» Listed records:
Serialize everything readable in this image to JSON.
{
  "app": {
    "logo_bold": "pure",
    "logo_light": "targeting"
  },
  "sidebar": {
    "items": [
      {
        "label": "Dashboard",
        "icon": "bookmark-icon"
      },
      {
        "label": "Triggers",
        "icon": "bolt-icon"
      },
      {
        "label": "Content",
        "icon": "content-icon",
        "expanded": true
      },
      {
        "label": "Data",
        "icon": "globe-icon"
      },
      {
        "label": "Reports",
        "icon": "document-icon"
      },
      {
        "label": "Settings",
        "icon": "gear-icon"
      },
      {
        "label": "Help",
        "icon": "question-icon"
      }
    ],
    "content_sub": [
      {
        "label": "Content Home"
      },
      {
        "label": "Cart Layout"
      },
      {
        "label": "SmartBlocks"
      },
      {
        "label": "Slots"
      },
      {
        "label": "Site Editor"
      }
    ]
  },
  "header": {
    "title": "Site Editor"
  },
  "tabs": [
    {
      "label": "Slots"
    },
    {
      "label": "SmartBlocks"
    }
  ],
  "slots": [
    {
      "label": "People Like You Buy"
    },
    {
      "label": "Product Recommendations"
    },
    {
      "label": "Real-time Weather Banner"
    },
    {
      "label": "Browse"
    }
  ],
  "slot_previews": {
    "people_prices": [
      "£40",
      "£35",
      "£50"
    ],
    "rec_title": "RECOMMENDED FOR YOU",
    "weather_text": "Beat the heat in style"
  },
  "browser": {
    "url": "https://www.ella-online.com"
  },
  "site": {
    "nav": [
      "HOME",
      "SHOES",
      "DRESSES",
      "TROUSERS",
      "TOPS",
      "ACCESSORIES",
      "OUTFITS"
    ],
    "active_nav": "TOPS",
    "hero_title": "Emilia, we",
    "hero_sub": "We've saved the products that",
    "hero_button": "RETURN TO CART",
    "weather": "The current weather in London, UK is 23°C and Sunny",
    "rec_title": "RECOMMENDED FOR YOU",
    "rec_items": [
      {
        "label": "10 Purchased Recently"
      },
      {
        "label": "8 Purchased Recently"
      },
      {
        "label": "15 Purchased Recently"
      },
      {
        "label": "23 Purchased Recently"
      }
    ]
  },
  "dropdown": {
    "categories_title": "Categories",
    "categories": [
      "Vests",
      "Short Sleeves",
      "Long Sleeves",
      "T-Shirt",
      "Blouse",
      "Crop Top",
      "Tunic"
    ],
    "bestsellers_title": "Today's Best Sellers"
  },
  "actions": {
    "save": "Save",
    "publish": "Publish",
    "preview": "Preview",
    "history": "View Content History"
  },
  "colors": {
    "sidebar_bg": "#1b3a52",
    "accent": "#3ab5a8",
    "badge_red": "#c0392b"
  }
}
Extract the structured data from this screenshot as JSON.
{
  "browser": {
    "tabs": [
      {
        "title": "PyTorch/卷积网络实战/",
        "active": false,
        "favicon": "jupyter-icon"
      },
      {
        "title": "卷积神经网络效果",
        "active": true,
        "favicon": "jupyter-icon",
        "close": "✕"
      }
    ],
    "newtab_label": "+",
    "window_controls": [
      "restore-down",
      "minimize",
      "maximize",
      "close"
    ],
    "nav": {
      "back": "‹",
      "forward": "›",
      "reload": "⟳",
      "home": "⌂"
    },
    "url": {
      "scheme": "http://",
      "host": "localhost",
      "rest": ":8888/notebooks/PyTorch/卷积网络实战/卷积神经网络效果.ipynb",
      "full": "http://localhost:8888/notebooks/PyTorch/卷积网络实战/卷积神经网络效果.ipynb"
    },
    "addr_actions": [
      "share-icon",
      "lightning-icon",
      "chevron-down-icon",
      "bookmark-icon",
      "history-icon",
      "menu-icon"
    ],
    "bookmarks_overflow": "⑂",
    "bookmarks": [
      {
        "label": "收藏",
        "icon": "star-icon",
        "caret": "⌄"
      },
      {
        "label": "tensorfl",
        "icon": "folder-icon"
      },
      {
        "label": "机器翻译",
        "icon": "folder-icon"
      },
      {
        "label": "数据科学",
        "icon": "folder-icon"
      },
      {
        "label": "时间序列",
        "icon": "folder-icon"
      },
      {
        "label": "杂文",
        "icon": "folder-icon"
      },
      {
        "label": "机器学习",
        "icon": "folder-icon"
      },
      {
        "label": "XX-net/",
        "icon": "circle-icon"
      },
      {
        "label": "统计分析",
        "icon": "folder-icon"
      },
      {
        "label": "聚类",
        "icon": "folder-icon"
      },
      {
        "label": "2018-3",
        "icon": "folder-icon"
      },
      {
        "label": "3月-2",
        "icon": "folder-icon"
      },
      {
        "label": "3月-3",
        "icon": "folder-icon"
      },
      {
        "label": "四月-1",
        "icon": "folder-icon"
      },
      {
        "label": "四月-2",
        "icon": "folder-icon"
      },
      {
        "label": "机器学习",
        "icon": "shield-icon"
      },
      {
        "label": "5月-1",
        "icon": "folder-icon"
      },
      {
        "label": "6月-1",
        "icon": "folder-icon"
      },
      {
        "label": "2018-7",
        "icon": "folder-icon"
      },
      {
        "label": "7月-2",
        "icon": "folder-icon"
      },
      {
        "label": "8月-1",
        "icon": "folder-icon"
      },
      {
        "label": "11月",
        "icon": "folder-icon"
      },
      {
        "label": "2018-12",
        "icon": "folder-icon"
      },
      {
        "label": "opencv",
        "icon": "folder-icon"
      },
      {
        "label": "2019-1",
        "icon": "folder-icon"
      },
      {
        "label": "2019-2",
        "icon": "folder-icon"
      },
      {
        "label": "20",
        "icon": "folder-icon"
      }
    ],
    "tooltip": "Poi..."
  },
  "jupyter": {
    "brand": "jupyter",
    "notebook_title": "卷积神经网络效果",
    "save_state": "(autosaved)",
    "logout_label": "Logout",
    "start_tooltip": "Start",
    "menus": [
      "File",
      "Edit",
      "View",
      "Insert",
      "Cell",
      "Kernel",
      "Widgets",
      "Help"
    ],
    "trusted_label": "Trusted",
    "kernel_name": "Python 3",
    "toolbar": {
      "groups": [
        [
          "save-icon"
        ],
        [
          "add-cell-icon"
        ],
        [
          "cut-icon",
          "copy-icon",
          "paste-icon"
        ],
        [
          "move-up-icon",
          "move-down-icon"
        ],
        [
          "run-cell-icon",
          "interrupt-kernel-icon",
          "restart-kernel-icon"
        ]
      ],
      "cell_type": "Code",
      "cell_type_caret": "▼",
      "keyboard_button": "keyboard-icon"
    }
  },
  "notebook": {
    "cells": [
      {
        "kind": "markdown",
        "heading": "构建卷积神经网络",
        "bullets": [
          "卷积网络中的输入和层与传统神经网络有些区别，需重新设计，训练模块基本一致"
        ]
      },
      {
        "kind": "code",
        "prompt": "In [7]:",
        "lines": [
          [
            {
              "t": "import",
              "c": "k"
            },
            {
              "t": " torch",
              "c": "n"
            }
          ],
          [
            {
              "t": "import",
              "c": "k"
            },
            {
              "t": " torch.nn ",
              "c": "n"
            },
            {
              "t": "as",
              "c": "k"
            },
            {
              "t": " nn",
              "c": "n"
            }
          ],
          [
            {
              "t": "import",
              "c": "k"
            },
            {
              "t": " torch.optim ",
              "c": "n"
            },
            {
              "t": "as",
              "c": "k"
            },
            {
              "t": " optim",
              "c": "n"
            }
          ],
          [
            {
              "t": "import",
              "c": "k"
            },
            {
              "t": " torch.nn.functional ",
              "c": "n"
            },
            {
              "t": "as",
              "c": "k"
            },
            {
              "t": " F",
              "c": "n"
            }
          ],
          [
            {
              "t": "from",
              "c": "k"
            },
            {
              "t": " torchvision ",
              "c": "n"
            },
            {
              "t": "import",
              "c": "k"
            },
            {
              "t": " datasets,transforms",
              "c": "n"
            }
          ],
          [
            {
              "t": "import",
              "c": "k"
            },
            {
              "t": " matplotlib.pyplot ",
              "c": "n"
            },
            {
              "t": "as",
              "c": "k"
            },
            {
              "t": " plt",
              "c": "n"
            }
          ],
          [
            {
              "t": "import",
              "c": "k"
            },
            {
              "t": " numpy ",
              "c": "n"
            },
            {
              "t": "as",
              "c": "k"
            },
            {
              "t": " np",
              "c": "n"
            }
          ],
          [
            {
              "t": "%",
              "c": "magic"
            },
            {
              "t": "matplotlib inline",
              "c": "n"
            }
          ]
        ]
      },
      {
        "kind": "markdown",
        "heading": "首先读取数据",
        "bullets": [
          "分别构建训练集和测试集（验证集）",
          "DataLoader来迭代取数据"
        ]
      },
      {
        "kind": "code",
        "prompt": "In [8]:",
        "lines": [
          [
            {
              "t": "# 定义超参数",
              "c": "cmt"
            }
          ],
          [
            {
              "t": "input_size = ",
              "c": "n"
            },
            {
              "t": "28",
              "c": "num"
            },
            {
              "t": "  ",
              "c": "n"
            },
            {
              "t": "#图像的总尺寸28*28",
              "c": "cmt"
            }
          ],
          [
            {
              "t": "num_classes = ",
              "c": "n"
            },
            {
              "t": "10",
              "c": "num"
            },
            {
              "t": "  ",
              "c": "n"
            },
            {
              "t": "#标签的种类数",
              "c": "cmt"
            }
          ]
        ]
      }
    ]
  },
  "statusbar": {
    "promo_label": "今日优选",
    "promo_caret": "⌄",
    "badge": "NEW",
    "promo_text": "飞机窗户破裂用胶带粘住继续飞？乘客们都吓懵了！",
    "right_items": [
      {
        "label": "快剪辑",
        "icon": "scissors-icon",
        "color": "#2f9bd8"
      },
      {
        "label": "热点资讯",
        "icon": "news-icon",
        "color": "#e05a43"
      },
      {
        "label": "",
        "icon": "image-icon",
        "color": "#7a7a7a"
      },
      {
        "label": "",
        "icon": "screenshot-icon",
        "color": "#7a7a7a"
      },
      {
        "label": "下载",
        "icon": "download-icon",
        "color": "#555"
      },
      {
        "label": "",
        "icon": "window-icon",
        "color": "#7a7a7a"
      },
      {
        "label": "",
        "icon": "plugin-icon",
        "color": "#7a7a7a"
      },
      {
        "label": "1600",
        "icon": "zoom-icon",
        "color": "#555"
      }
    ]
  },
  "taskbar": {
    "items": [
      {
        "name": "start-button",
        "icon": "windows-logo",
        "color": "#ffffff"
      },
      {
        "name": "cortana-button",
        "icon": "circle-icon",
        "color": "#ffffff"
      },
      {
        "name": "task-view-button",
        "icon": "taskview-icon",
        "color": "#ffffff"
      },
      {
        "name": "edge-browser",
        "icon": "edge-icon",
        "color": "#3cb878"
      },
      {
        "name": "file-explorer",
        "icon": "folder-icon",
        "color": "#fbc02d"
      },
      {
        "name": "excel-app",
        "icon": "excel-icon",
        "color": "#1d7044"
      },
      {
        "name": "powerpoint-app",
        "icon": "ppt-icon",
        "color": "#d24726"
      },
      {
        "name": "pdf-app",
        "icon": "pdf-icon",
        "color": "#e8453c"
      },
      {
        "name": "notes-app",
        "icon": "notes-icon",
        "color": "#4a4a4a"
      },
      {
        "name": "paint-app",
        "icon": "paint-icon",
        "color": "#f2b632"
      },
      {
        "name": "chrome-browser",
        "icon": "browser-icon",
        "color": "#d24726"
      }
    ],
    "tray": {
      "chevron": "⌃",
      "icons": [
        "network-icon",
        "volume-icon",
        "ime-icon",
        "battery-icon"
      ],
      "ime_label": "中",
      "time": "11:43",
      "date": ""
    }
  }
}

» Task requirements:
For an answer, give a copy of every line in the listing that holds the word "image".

» Result:
Serialize everything readable in this image to JSON.
        "icon": "image-icon",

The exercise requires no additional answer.